Hormonal changes and medical conditions.

A range of conditions can cause irreversible or short-term hair loss, including hormone modifications due to pregnancy, giving birth, menopause and thyroid issues. Medical conditions consist of alopecia location (al-o-PEE-she-uh ar-e-A-tuh), which is immune system associated and causes patchy hair loss, scalp infections such as ringworm, and a hair-pulling condition called trichotillomania (trik-o-til-o-MAY-nee-uh).

Loss of hair can be a negative effects of specific drugs, such as those used for cancer, arthritis, anxiety, heart problems, gout and hypertension.

Radiation therapy to the head.

The hair might not grow back the like it was previously.

Many individuals experience a basic thinning of hair a number of months after a physical or psychological shock. This kind of hair loss is temporary.

Extreme hairstyling or hairdos that pull your hair tight, such as pigtails or cornrows, can trigger a type of hair loss called traction alopecia. Hot-oil hair treatments and permanents also can cause hair to fall out. If scarring happens, loss of hair could be permanent.

Hair Falling Out? This Might Be Why

You might be experiencing telogen effluvium, a common kind of loss of hair that I often call “& ldquo; shock shedding.

& rdquo; Discover more. Healthy Skin

What is loss of hair?

American Academy of Dermatology (AAD) notes that 80 million men and women in America have hereditary loss of hair (alopecia).

It can impact simply the hair on your scalp or your entire body. Although alopecia is more prevalent in older adults, extreme hair loss can happen in children too.

It's typical to lose between 50 and 100 hairs a day. With about 100,000 hairs on your head, that little loss isn't noticeable.

New hair generally changes the lost hair, however this doesn't constantly occur. Hair loss can develop gradually over years or take place quickly. Hair loss can be irreversible or short-lived.

It's difficult to count the quantity of hair lost on a given day. You might be losing more hair than is normal if you see a big amount of hair in the drain after washing your hair or clumps of hair in your brush. You may also discover thinning patches of hair or baldness.

If you see that you're losing more hair than normal, you need to discuss the problem with your medical professional. They can identify the underlying reason for your loss of hair and recommend suitable treatment strategies.

What causes loss of hair?

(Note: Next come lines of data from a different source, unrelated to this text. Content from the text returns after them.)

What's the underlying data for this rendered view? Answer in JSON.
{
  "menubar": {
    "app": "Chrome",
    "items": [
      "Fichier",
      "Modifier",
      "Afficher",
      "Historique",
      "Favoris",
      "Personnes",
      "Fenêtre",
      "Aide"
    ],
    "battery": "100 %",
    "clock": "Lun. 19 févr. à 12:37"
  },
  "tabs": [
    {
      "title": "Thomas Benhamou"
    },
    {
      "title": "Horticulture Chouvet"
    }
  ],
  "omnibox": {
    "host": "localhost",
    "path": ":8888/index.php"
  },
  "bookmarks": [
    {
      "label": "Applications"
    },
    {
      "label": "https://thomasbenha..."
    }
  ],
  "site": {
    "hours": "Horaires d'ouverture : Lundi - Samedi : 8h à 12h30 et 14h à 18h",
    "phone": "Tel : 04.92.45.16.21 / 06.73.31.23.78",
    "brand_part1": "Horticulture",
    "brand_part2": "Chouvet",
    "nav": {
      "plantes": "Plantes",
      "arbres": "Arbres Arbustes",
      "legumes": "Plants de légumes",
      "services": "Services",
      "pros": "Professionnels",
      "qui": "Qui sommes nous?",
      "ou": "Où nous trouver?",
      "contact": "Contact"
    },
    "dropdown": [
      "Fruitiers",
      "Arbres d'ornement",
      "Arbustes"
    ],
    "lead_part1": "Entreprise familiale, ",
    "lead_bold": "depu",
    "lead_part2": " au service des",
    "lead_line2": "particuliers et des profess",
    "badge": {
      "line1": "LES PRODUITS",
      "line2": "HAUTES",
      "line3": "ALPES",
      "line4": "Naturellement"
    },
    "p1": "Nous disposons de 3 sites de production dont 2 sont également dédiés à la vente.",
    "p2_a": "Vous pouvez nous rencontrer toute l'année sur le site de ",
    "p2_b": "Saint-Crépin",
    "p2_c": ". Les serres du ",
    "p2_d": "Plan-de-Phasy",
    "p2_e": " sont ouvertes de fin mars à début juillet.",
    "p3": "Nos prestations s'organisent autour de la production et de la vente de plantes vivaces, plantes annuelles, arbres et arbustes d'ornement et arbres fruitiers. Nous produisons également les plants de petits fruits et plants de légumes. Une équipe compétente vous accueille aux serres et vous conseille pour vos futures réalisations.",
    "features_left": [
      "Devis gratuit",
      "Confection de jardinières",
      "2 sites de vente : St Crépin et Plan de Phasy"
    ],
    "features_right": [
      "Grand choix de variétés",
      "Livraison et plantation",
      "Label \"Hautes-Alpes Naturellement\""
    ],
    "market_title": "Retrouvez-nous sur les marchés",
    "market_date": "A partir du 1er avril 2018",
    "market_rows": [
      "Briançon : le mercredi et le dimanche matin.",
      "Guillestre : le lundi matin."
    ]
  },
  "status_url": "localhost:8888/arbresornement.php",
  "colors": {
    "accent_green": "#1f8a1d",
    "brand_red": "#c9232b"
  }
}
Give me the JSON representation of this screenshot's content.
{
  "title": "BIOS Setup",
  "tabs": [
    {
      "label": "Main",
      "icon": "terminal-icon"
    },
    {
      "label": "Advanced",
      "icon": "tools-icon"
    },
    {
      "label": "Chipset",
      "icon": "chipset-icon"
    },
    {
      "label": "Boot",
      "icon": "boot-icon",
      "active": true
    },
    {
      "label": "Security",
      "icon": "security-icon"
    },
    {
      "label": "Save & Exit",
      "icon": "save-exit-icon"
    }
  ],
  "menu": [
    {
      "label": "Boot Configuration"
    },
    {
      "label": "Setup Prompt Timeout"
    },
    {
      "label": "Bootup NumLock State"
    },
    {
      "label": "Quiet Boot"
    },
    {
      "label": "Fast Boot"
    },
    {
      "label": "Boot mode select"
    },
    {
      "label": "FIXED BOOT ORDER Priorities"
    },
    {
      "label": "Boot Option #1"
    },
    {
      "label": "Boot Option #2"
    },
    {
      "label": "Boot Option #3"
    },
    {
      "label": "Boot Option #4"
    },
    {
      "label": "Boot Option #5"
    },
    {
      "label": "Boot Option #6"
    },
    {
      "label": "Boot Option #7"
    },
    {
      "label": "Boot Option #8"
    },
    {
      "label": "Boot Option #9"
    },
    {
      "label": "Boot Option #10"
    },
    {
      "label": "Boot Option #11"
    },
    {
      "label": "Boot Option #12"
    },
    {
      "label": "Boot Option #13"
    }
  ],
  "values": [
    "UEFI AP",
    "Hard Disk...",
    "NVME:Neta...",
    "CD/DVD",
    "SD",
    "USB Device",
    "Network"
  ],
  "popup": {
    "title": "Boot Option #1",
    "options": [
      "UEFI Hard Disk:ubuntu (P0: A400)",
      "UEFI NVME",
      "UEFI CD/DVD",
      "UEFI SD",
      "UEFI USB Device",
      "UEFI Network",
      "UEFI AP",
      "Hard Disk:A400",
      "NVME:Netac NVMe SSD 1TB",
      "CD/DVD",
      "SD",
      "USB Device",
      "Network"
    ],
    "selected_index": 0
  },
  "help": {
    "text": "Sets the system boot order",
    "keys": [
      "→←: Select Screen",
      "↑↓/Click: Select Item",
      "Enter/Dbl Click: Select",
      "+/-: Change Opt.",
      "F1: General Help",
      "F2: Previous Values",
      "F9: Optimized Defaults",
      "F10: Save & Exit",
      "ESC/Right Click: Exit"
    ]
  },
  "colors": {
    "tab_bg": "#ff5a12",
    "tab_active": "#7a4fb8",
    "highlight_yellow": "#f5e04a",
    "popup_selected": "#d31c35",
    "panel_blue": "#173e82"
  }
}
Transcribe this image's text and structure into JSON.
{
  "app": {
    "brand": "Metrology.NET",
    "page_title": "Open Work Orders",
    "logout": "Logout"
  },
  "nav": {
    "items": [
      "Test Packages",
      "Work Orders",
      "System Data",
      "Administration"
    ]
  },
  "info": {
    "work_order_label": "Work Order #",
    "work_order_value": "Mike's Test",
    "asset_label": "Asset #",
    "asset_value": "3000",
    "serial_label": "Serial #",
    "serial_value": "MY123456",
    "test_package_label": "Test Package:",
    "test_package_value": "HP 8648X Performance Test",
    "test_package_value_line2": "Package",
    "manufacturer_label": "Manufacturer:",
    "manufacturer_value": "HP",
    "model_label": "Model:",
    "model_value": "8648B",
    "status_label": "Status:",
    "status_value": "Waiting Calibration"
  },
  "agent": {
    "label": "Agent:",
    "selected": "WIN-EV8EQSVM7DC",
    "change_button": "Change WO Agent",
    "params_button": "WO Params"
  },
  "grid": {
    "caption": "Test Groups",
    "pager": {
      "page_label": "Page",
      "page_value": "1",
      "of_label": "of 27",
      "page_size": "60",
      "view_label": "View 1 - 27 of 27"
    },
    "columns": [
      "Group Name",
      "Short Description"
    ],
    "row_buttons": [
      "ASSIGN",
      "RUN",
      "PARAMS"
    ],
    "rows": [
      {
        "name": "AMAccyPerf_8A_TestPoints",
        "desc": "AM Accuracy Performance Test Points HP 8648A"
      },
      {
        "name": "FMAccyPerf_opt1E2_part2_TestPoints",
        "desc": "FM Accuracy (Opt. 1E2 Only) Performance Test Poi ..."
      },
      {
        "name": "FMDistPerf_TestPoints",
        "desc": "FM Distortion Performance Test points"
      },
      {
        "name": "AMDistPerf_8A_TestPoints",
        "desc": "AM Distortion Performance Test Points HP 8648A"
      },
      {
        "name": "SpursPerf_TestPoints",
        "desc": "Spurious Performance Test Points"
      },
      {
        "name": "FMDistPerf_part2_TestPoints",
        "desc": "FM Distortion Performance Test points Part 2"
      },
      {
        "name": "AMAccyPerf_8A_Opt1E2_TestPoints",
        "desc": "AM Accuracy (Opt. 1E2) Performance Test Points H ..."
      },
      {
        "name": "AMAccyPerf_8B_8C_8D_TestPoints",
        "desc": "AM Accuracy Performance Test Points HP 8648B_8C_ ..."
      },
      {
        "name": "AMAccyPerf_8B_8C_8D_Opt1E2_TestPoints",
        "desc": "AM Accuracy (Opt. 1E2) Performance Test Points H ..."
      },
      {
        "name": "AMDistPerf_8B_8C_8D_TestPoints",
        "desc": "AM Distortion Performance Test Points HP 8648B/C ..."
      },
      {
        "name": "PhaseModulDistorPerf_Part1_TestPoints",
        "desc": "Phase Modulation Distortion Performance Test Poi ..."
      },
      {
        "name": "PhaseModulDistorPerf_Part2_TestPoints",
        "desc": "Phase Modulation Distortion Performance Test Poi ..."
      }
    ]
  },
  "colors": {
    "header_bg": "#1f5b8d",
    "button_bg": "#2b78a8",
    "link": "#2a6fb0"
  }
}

Initially, your medical professional or dermatologist (a doctor who concentrates on skin problems) will attempt to identify the underlying reason for your loss of hair. The most common cause of loss of hair is genetic male- or female-pattern baldness.

If you have a household history of baldness, you may have this type of hair loss. Specific sex hormones can set off hereditary loss of hair. It might begin as early as adolescence.

In some cases, loss of hair might occur with an easy stop in the cycle of hair growth. Major illnesses, surgical treatments, or traumatic occasions can activate hair loss. However, your hair will typically begin growing back without treatment.

Hormone modifications can trigger temporary hair loss. Examples include:

pregnancy

giving birth

discontinuing using birth control pills menopause Medical conditions that can cause hair loss consist of:

thyroid illness alopecia location (an autoimmune disease that assaults hair roots) scalp infections like ringworm Diseases that cause scarring, such as lichen planus and some kinds of lupus, can lead to irreversible hair loss because of the scarring.

Loss of hair can likewise be due to medications utilized to deal with:

cancer high blood pressure arthritis anxiety

heart problems

A physical or psychological shock may trigger visible hair loss. Examples of this type of shock include:

a death in the household

severe weight loss

a high fever

Individuals with trichotillomania (hair-pulling disorder) have a requirement to pull out their hair, generally from their head, eyebrows, or eyelashes.

Traction loss of hair can be due to hairdos that put pressure on the follicles by pulling the hair back extremely tightly.

A diet lacking in protein iron, and other nutrients can also result in thinning hair.